To have a jazz great cover Joni Mitchell seems obvious. Why it has taken this long is beyond me. Yes, it won a Grammy but that is rarely a reason to listen to anything. Great songs performed by excellent vocalists and one of the great keyboard men is the reason to buy this.
Steve Poltz - Traveling (2008)
Steve is one funny guy. And when he writes about his life and the things in it, you can't help but laugh. I don't think a studio album will ever do him justice, but this gets pretty close. He's a fun guy with lots of fun songs, and some deeper meaning if you look close enough.
Paul Thorn - A Long Way From Tupelo (2008)
Speaking of funny, Paul Thorn takes that poor southerner role and spins it around on us until we we see ourselves in a whole different light. This is his best CD since the classic "Ain't Love Strange". And the extra disk with a bunch of live songs is probably worth the price of admission. Buy this CD. Paul deserves so much more recognition. http://www.paulthorn.com
Sia - Some People Have Real Problems (2008)
There is no "Breath Me" (the final song from "Six Feet Under") here and that is too bad. There is nothing bad here, but nothing really stands out. Maybe I need to listen to it some more.
Nick Lowe - Jesus of Cool (2008)
You may remember "Pure Pop for Now People", Nick's first album. And if you didn't know, this was the real title of that album (the record company in the U.S. wouldn't release it that way). With lots of extra songs, this is a must have for anyone who wants to hear the best of what the "New Wave" brought us. "Jesus of Cool" is a great title, but "Pure Pop for Now People" best describes this album.

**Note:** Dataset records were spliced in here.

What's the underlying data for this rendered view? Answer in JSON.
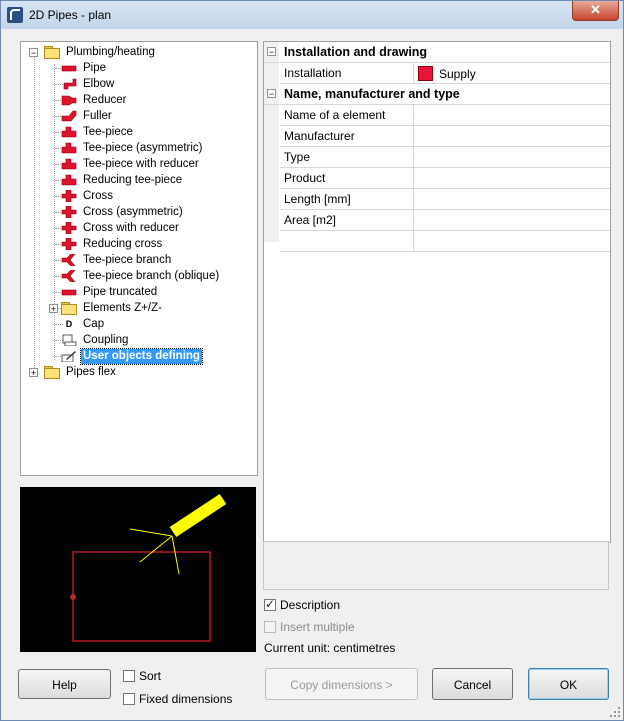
{
  "window": {
    "title": "2D Pipes - plan",
    "close_glyph": "✕"
  },
  "tree": {
    "root": "Plumbing/heating",
    "items": [
      {
        "label": "Pipe",
        "icon": "pipe-icon"
      },
      {
        "label": "Elbow",
        "icon": "elbow-icon"
      },
      {
        "label": "Reducer",
        "icon": "reducer-icon"
      },
      {
        "label": "Fuller",
        "icon": "fuller-icon"
      },
      {
        "label": "Tee-piece",
        "icon": "tee-piece-icon"
      },
      {
        "label": "Tee-piece (asymmetric)",
        "icon": "tee-piece-icon"
      },
      {
        "label": "Tee-piece with reducer",
        "icon": "tee-piece-icon"
      },
      {
        "label": "Reducing tee-piece",
        "icon": "tee-piece-icon"
      },
      {
        "label": "Cross",
        "icon": "cross-icon"
      },
      {
        "label": "Cross (asymmetric)",
        "icon": "cross-icon"
      },
      {
        "label": "Cross with reducer",
        "icon": "cross-icon"
      },
      {
        "label": "Reducing cross",
        "icon": "cross-icon"
      },
      {
        "label": "Tee-piece branch",
        "icon": "branch-icon"
      },
      {
        "label": "Tee-piece branch (oblique)",
        "icon": "branch-icon"
      },
      {
        "label": "Pipe truncated",
        "icon": "pipe-icon"
      },
      {
        "label": "Elements Z+/Z-",
        "icon": "folder-icon"
      },
      {
        "label": "Cap",
        "icon": "cap-icon"
      },
      {
        "label": "Coupling",
        "icon": "coupling-icon"
      },
      {
        "label": "User objects defining",
        "icon": "user-object-icon"
      }
    ],
    "second_root": "Pipes flex",
    "cap_glyph": "D"
  },
  "properties": {
    "cat1": "Installation and drawing",
    "installation_key": "Installation",
    "installation_value": "Supply",
    "supply_color": "#e8143c",
    "cat2": "Name, manufacturer and type",
    "rows": [
      "Name of a element",
      "Manufacturer",
      "Type",
      "Product",
      "Length [mm]",
      "Area [m2]"
    ]
  },
  "options": {
    "description": "Description",
    "description_checked": true,
    "insert_multiple": "Insert multiple",
    "insert_multiple_checked": false,
    "current_unit": "Current unit: centimetres"
  },
  "footer": {
    "help": "Help",
    "sort": "Sort",
    "fixed_dimensions": "Fixed dimensions",
    "copy_dimensions": "Copy dimensions  >",
    "cancel": "Cancel",
    "ok": "OK"
  }
}
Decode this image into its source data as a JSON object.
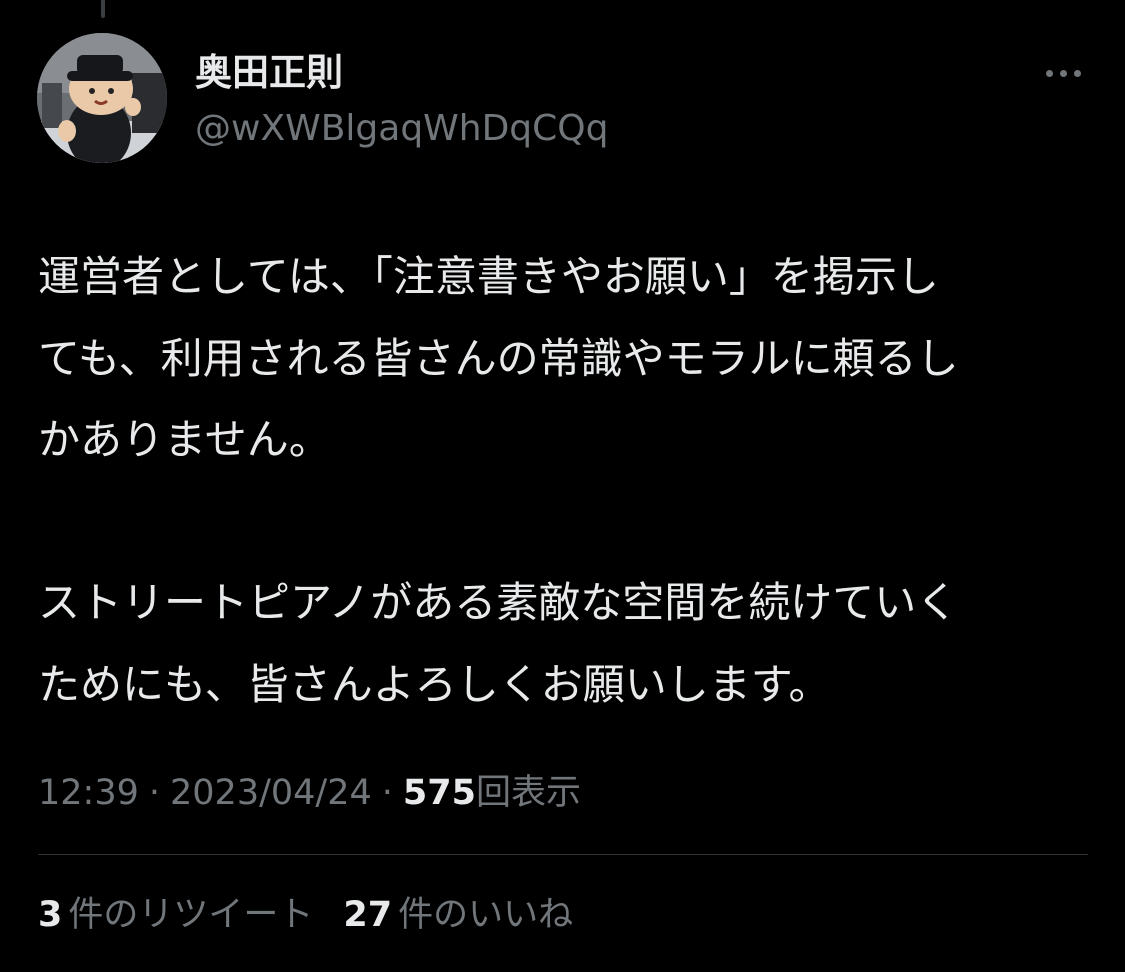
{
  "tweet": {
    "author": {
      "display_name": "奥田正則",
      "handle": "@wXWBlgaqWhDqCQq"
    },
    "text_lines": [
      "運営者としては、「注意書きやお願い」を掲示し",
      "ても、利用される皆さんの常識やモラルに頼るし",
      "かありません。",
      "",
      "ストリートピアノがある素敵な空間を続けていく",
      "ためにも、皆さんよろしくお願いします。"
    ],
    "time": "12:39",
    "date": "2023/04/24",
    "separator": "·",
    "views_count": "575",
    "views_label": "回表示",
    "retweets_count": "3",
    "retweets_label": "件のリツイート",
    "likes_count": "27",
    "likes_label": "件のいいね"
  },
  "icons": {
    "more": "more-horizontal-icon"
  },
  "colors": {
    "background": "#000000",
    "primary_text": "#e7e9ea",
    "secondary_text": "#71767b",
    "divider": "#2f3336"
  }
}
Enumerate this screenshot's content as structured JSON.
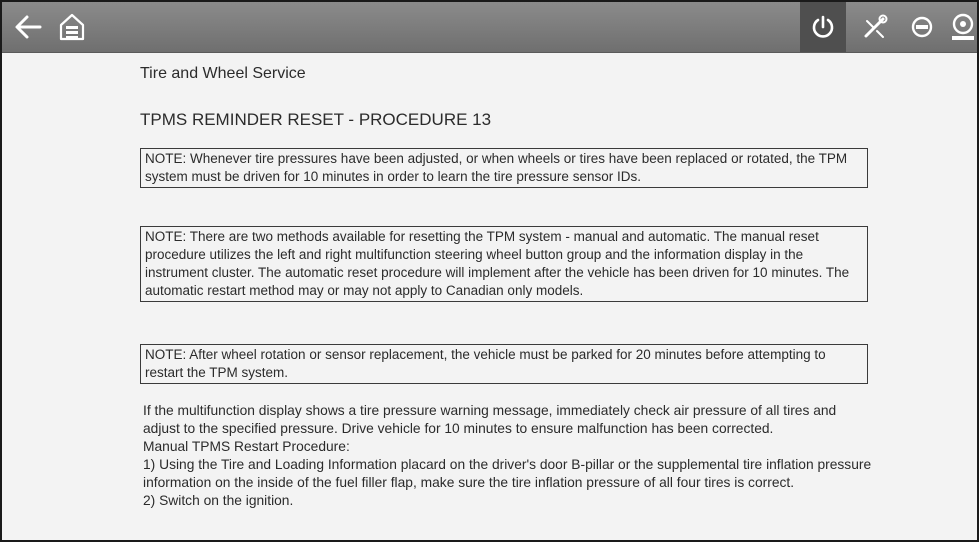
{
  "toolbar": {
    "icons": [
      "back-arrow-icon",
      "home-icon",
      "power-icon",
      "tool-icon",
      "gauge-icon",
      "steering-wheel-icon"
    ]
  },
  "content": {
    "section_title": "Tire and Wheel Service",
    "procedure_title": "TPMS REMINDER RESET - PROCEDURE 13",
    "notes": [
      "NOTE: Whenever tire pressures have been adjusted, or when wheels or tires have been replaced or rotated, the TPM system must be driven for 10 minutes in order to learn the tire pressure sensor IDs.",
      "NOTE: There are two methods available for resetting the TPM system - manual and automatic. The manual reset procedure utilizes the left and right multifunction steering wheel button group and the information display in the instrument cluster. The automatic reset procedure will implement after the vehicle has been driven for 10 minutes. The automatic restart method may or may not apply to Canadian only models.",
      "NOTE: After wheel rotation or sensor replacement, the vehicle must be parked for 20 minutes before attempting to restart the TPM system."
    ],
    "paragraphs": [
      "If the multifunction display shows a tire pressure warning message, immediately check air pressure of all tires and adjust to the specified pressure. Drive vehicle for 10 minutes to ensure malfunction has been corrected.",
      "Manual TPMS Restart Procedure:",
      "1) Using the Tire and Loading Information placard on the driver's door B-pillar or the supplemental tire inflation pressure information on the inside of the fuel filler flap, make sure the tire inflation pressure of all four tires is correct.",
      "2) Switch on the ignition."
    ]
  },
  "colors": {
    "toolbar": "#7d7d7d",
    "active_button": "#4f4f4f",
    "content_bg": "#f3f3f3",
    "text": "#2b2b2b"
  }
}
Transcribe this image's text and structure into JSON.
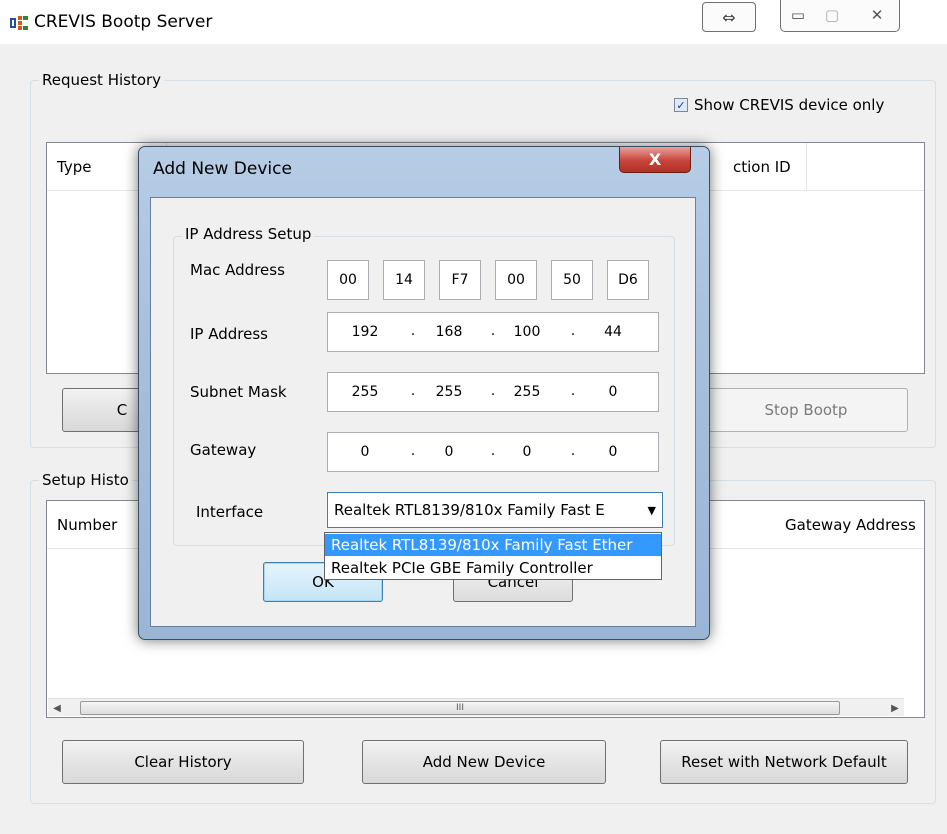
{
  "window": {
    "title": "CREVIS Bootp Server",
    "resize_glyph": "⇔",
    "minimize_glyph": "▭",
    "maximize_glyph": "▢",
    "close_glyph": "✕"
  },
  "request_history": {
    "label": "Request History",
    "show_crevis_label": "Show CREVIS device only",
    "show_crevis_checked": true,
    "columns": [
      "Type",
      "ction ID"
    ],
    "buttons": {
      "left_partial": "C",
      "stop_bootp": "Stop Bootp"
    }
  },
  "setup_history": {
    "label": "Setup Histo",
    "columns": [
      "Number",
      "Gateway Address"
    ],
    "scroll_thumb_glyph": "III",
    "buttons": {
      "clear_history": "Clear History",
      "add_new_device": "Add New Device",
      "reset_network_default": "Reset with Network Default"
    }
  },
  "dialog": {
    "title": "Add New Device",
    "close_glyph": "X",
    "group_label": "IP Address Setup",
    "labels": {
      "mac": "Mac Address",
      "ip": "IP Address",
      "subnet": "Subnet Mask",
      "gateway": "Gateway",
      "interface": "Interface"
    },
    "mac": [
      "00",
      "14",
      "F7",
      "00",
      "50",
      "D6"
    ],
    "ip": [
      "192",
      "168",
      "100",
      "44"
    ],
    "subnet": [
      "255",
      "255",
      "255",
      "0"
    ],
    "gateway": [
      "0",
      "0",
      "0",
      "0"
    ],
    "interface_selected": "Realtek RTL8139/810x Family Fast E",
    "interface_options": [
      "Realtek RTL8139/810x Family Fast Ether",
      "Realtek PCIe GBE Family Controller"
    ],
    "ok_partial": "OK",
    "cancel_partial": "Cancel"
  }
}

Juno - Music from the Motion Picture
Obviously a special movie and soundtrack. Indie music from multiple generations make this a unique collection. From Barry Louise Polisar's classic "All I want is You" to the Velvet Underground's "I'm Sticking with You" there is something for every age. And just in case you need some classic rock, "All the Young Dudes" will make you smile.